That’s right… moving to chapter 2! Don’t forget to join us. Also, don’t ever, ever, open up Google+ chat to the public. Trust me.
It was great. We did a little pronunciation. Had some fun. For thus unable to join us, no worries. We got through the first chapter. I’ll recommend rereading the intro and first chapter and joining us for chapter 2 next week. Same time, same place.
Now, even if you don’t have a copy, you can join us. I will open up the hangout at about 6:55 Eastern on Google+.
Thanks to Tom for this – Go to the lower right hand side of your facebook homepage, click on the ‘English (US)’ link. It will open up your language settings. Click on ‘Western Europe’ and then on ‘Deutsch’

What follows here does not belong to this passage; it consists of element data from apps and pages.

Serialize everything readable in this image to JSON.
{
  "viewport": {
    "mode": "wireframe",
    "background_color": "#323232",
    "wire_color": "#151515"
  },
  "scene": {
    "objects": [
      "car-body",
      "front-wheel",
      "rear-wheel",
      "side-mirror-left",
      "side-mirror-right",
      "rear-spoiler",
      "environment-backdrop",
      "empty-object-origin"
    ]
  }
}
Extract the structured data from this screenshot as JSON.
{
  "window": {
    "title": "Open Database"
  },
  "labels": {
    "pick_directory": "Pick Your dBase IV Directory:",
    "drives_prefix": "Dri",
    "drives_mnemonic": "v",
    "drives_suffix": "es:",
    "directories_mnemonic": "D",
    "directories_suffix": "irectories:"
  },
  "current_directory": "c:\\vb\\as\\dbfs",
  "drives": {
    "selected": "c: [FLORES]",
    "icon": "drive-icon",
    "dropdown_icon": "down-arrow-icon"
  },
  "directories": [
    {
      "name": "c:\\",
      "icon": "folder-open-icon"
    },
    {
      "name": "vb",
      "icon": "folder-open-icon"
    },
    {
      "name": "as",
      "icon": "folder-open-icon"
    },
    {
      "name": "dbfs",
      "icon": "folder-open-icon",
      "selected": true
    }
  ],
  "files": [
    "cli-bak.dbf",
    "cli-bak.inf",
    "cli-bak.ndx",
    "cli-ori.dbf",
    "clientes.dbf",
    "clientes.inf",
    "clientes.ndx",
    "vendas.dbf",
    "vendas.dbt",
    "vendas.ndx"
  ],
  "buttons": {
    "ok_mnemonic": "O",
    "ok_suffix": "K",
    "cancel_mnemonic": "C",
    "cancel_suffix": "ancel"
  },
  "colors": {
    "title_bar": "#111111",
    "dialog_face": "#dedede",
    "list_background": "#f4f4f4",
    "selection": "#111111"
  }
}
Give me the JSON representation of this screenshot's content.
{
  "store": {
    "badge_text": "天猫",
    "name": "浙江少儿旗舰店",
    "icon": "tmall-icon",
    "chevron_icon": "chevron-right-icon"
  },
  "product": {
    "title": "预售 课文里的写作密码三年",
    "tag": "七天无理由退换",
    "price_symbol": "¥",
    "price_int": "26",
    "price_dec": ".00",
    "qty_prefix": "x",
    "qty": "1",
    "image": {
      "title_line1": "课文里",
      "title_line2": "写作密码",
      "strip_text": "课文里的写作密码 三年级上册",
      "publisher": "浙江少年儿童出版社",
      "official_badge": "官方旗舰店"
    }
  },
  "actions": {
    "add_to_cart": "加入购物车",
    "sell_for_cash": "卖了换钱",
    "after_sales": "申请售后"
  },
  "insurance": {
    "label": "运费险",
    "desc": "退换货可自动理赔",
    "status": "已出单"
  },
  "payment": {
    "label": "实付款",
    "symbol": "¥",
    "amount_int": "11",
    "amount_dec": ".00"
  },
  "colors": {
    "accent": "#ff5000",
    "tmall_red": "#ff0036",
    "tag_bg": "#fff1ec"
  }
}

Thanks to Ken for this… The problem with learning any new language is that it isn’t just one thing to learn; it is several quite distinct things that each must be mastered. You can have a perfect understanding of grammar but have to look up every other word in a dictionary. Or you can learn to speak fluently but not be able to read a sentence. Grammar, reading, writing, speaking, hearing–each is a distinct skill with plenty of overlap but not as much as one might expect. Each requires its own distinct strategies–and lots of practice–which can make learning

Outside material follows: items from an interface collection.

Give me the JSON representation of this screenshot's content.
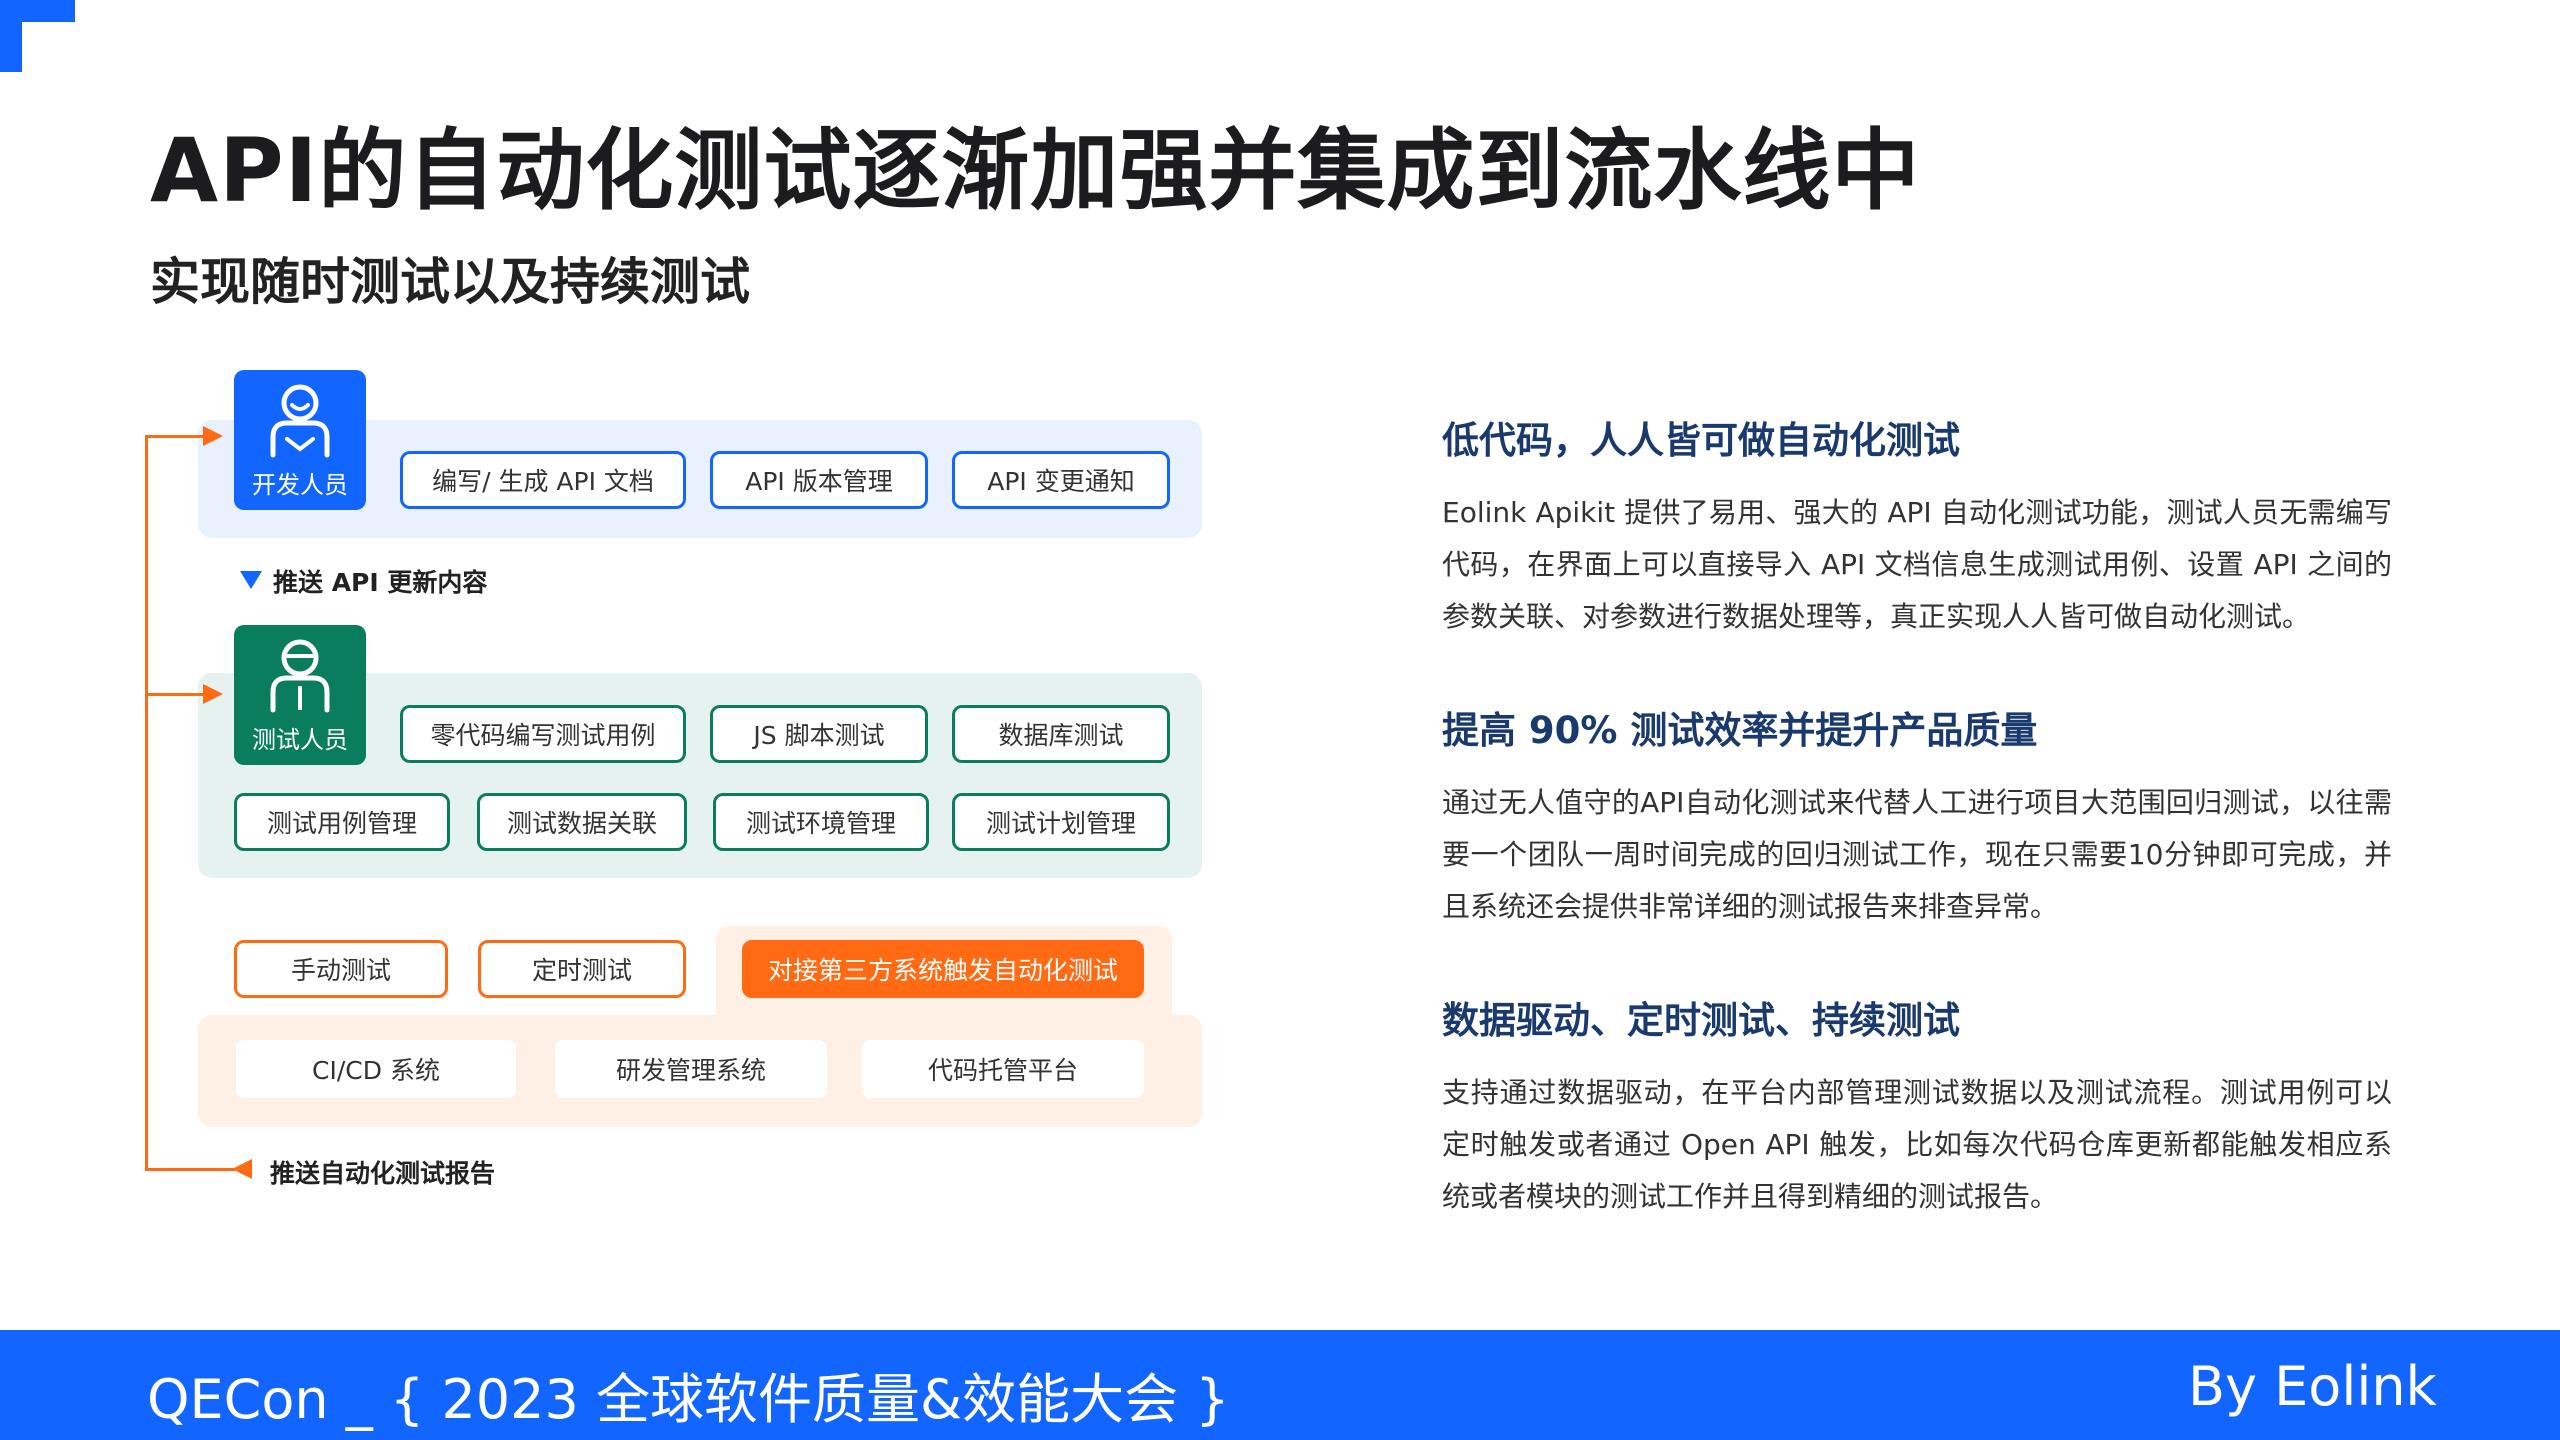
{
  "title": "API的自动化测试逐渐加强并集成到流水线中",
  "subtitle": "实现随时测试以及持续测试",
  "diagram": {
    "developer": {
      "role": "开发人员",
      "items": [
        "编写/ 生成 API 文档",
        "API 版本管理",
        "API 变更通知"
      ]
    },
    "push_update_label": "推送 API 更新内容",
    "tester": {
      "role": "测试人员",
      "items_row1": [
        "零代码编写测试用例",
        "JS 脚本测试",
        "数据库测试"
      ],
      "items_row2": [
        "测试用例管理",
        "测试数据关联",
        "测试环境管理",
        "测试计划管理"
      ]
    },
    "triggers": {
      "manual": "手动测试",
      "scheduled": "定时测试",
      "third_party": "对接第三方系统触发自动化测试"
    },
    "systems": [
      "CI/CD 系统",
      "研发管理系统",
      "代码托管平台"
    ],
    "push_report_label": "推送自动化测试报告"
  },
  "sections": [
    {
      "heading": "低代码，人人皆可做自动化测试",
      "body": "Eolink Apikit 提供了易用、强大的 API 自动化测试功能，测试人员无需编写代码，在界面上可以直接导入 API 文档信息生成测试用例、设置 API 之间的参数关联、对参数进行数据处理等，真正实现人人皆可做自动化测试。"
    },
    {
      "heading": "提高 90% 测试效率并提升产品质量",
      "body": "通过无人值守的API自动化测试来代替人工进行项目大范围回归测试，以往需要一个团队一周时间完成的回归测试工作，现在只需要10分钟即可完成，并且系统还会提供非常详细的测试报告来排查异常。"
    },
    {
      "heading": "数据驱动、定时测试、持续测试",
      "body": "支持通过数据驱动，在平台内部管理测试数据以及测试流程。测试用例可以定时触发或者通过 Open API 触发，比如每次代码仓库更新都能触发相应系统或者模块的测试工作并且得到精细的测试报告。"
    }
  ],
  "footer": {
    "left": "QECon _ { 2023 全球软件质量&效能大会 }",
    "right": "By Eolink"
  },
  "colors": {
    "brand_blue": "#1266ff",
    "tester_green": "#0b7d5f",
    "accent_orange": "#ff6a13"
  }
}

Unique Traits of the German Alphabet: More than 26 letters in the alphabet – German has a so called extended latin alphabet The extra letters are ä, ö, ü and ß The pronunciation of some of these letters do not exist in the English language Several letters are pronounced more from the back of the throat: g, ch, r (though in Austria the r is trilled). The W in German sounds like the V in English The V in German sounds like the F in English Most of the time the S in German sounds like Z in English

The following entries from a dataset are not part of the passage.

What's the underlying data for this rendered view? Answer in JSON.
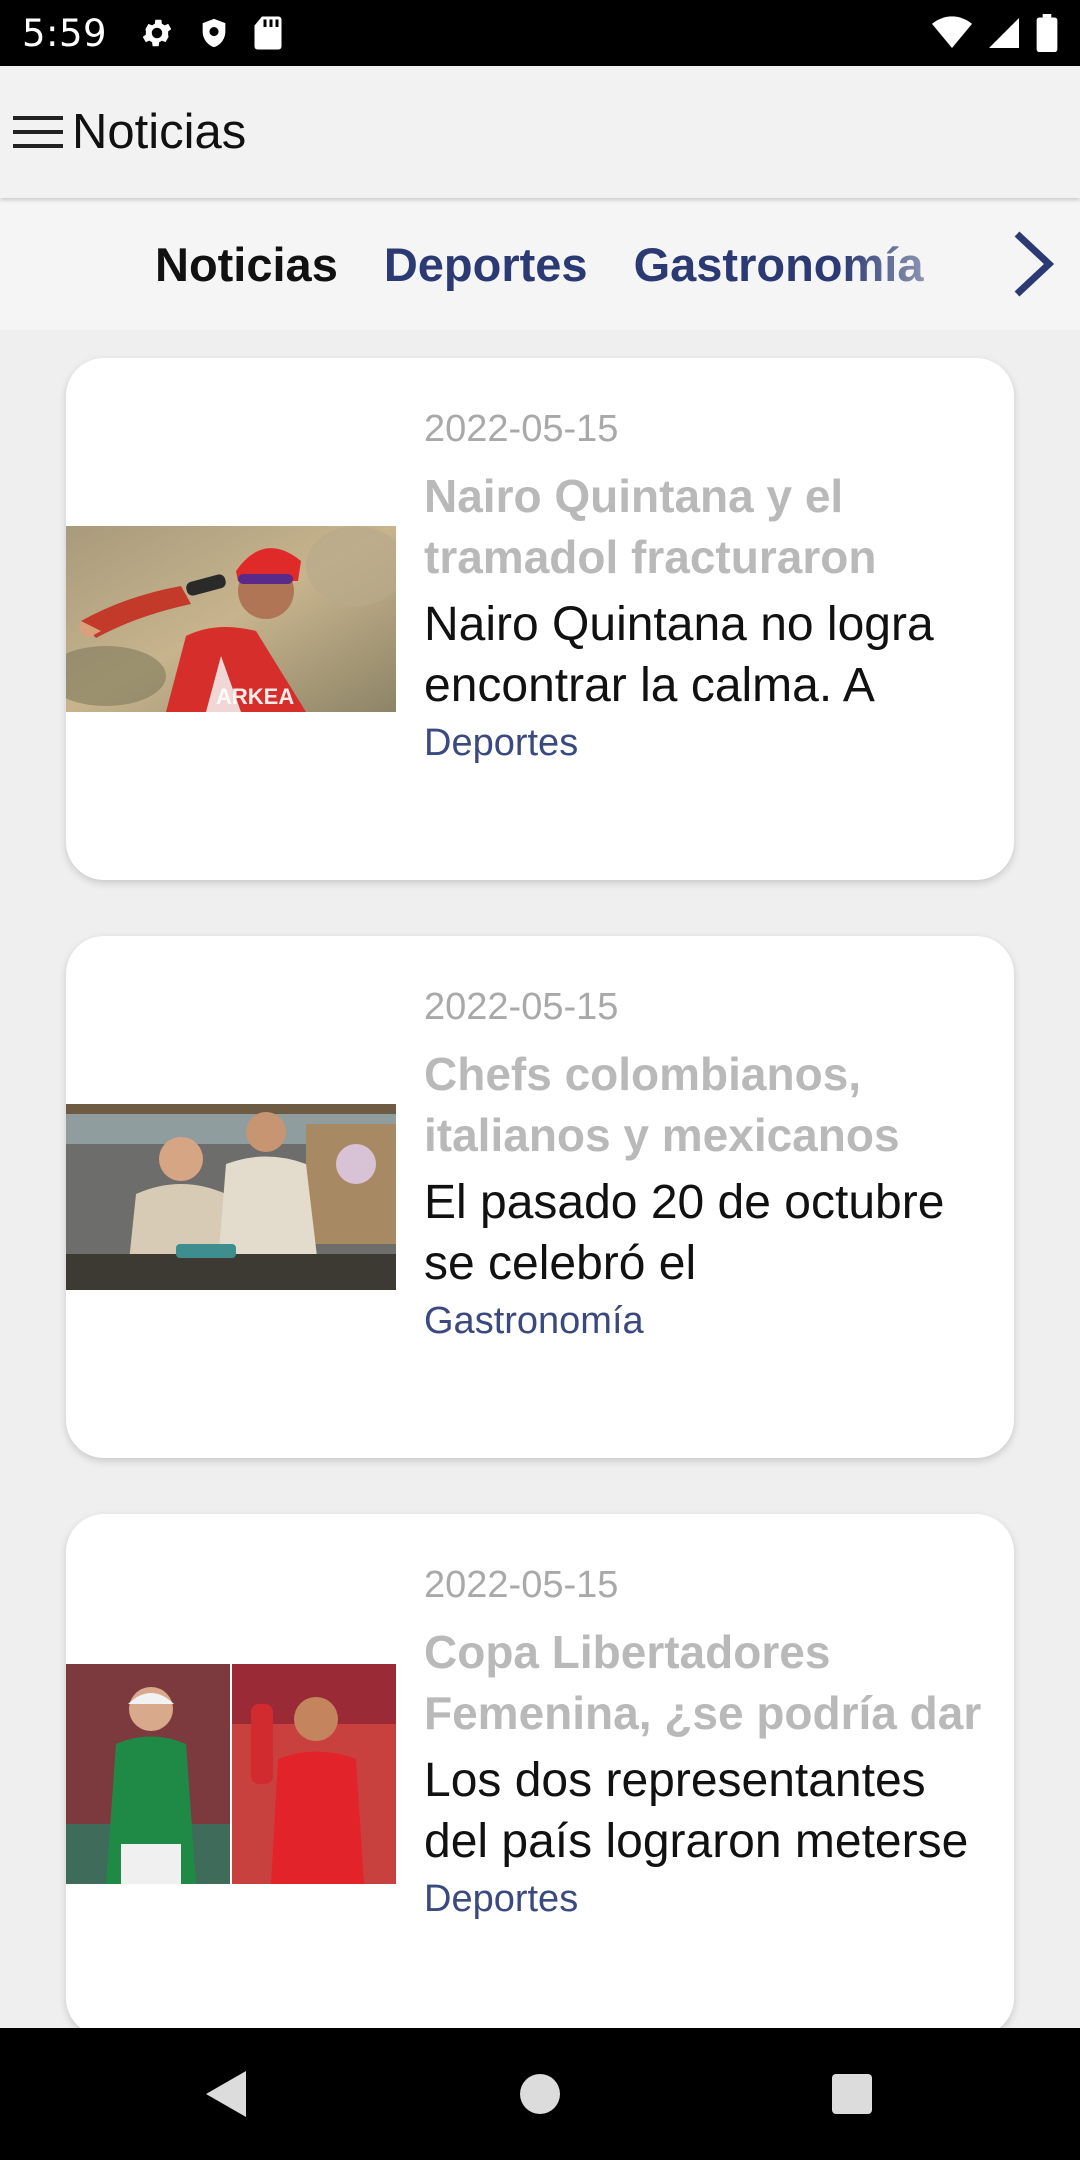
{
  "status_bar": {
    "time": "5:59",
    "icons_left": [
      "gear-icon",
      "shield-icon",
      "sd-card-icon"
    ],
    "icons_right": [
      "wifi-icon",
      "cellular-signal-icon",
      "battery-icon"
    ]
  },
  "app_bar": {
    "title": "Noticias",
    "menu_icon": "hamburger-menu-icon"
  },
  "tabs": {
    "items": [
      {
        "label": "Noticias",
        "active": true
      },
      {
        "label": "Deportes",
        "active": false
      },
      {
        "label": "Gastronomía",
        "active": false
      }
    ],
    "next_icon": "chevron-right-icon",
    "active_color": "#111111",
    "inactive_color": "#2b3a73"
  },
  "articles": [
    {
      "date": "2022-05-15",
      "title": "Nairo Quintana y el tramadol fracturaron",
      "excerpt": "Nairo Quintana no logra encontrar la calma. A",
      "category": "Deportes",
      "image": "cyclist-drinking-photo"
    },
    {
      "date": "2022-05-15",
      "title": "Chefs colombianos, italianos y mexicanos",
      "excerpt": "El pasado 20 de octubre se celebró el",
      "category": "Gastronomía",
      "image": "chefs-cooking-photo"
    },
    {
      "date": "2022-05-15",
      "title": "Copa Libertadores Femenina, ¿se podría dar",
      "excerpt": "Los dos representantes del país lograron meterse",
      "category": "Deportes",
      "image": "womens-football-players-photo"
    }
  ],
  "nav_bar": {
    "icons": [
      "back-icon",
      "home-icon",
      "recents-icon"
    ]
  }
}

Nun wir denn sind gerecht geworden durch den Glauben, so haben wir Frieden mit Gott durch unsern HERRN Jesus Christus Remember, this is from the Luther translation (I believe)